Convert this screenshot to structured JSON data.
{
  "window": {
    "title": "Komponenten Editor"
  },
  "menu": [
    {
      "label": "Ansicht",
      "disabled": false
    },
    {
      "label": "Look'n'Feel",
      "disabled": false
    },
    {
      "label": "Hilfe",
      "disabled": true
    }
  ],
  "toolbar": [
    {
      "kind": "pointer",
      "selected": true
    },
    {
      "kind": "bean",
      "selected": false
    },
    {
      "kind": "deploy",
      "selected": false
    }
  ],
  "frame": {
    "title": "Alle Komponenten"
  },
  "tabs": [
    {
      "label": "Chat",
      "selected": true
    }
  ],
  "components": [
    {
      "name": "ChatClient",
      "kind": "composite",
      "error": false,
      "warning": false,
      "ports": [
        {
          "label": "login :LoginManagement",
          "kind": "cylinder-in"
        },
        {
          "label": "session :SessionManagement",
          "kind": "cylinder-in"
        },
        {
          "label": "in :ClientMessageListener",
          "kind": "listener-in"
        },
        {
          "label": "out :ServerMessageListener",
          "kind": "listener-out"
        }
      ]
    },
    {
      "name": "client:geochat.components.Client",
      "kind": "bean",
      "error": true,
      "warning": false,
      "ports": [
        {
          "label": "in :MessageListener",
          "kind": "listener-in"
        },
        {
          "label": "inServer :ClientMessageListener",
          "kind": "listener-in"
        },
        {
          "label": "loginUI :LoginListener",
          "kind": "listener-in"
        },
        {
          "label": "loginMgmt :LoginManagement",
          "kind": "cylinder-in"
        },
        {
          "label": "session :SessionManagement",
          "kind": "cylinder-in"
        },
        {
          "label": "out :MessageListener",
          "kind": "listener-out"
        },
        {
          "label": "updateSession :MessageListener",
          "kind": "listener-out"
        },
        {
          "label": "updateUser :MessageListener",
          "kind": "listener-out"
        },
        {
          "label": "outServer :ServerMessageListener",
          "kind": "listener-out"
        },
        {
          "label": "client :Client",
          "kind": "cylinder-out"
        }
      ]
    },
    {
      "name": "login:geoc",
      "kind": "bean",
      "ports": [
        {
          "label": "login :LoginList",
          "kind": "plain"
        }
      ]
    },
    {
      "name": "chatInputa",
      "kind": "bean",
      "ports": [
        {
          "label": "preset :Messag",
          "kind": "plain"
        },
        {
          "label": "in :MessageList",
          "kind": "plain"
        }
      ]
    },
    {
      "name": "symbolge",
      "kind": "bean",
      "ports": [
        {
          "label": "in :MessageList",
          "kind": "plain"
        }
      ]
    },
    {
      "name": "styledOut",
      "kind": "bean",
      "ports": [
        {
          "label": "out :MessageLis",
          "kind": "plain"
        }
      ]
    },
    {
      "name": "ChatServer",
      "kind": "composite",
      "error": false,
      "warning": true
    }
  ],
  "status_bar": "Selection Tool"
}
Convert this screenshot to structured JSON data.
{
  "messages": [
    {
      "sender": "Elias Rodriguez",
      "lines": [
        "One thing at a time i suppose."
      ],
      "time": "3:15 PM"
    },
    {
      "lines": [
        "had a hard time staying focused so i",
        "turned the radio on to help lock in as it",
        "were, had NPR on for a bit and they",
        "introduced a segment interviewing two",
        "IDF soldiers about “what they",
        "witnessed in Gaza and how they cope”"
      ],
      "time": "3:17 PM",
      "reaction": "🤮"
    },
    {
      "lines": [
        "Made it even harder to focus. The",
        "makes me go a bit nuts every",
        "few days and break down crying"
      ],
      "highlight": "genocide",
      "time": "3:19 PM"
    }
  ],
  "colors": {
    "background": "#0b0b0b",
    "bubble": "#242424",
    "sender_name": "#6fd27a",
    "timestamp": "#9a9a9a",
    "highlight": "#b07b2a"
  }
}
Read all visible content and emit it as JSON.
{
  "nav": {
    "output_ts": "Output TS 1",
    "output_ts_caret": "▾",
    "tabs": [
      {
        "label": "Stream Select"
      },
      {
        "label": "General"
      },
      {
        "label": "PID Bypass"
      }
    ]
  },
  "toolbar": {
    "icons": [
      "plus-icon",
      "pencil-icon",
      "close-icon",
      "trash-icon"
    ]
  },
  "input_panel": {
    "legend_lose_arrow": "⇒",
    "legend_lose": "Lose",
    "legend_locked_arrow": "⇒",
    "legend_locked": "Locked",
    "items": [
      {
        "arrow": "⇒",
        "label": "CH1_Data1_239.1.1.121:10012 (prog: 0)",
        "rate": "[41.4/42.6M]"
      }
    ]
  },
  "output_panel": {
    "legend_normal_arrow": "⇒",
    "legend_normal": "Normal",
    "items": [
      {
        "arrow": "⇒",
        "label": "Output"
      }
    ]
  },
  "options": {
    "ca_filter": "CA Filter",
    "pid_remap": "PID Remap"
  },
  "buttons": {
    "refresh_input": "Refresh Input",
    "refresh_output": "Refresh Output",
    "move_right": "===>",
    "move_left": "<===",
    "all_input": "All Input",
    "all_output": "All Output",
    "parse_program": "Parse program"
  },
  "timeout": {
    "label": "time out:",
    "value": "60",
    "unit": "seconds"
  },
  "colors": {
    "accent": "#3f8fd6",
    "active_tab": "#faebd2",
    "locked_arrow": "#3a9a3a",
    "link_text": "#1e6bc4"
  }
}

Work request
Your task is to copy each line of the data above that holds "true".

Result of the exercise
      "disabled": true
      "selected": true
      "selected": true
      "error": true,
      "warning": true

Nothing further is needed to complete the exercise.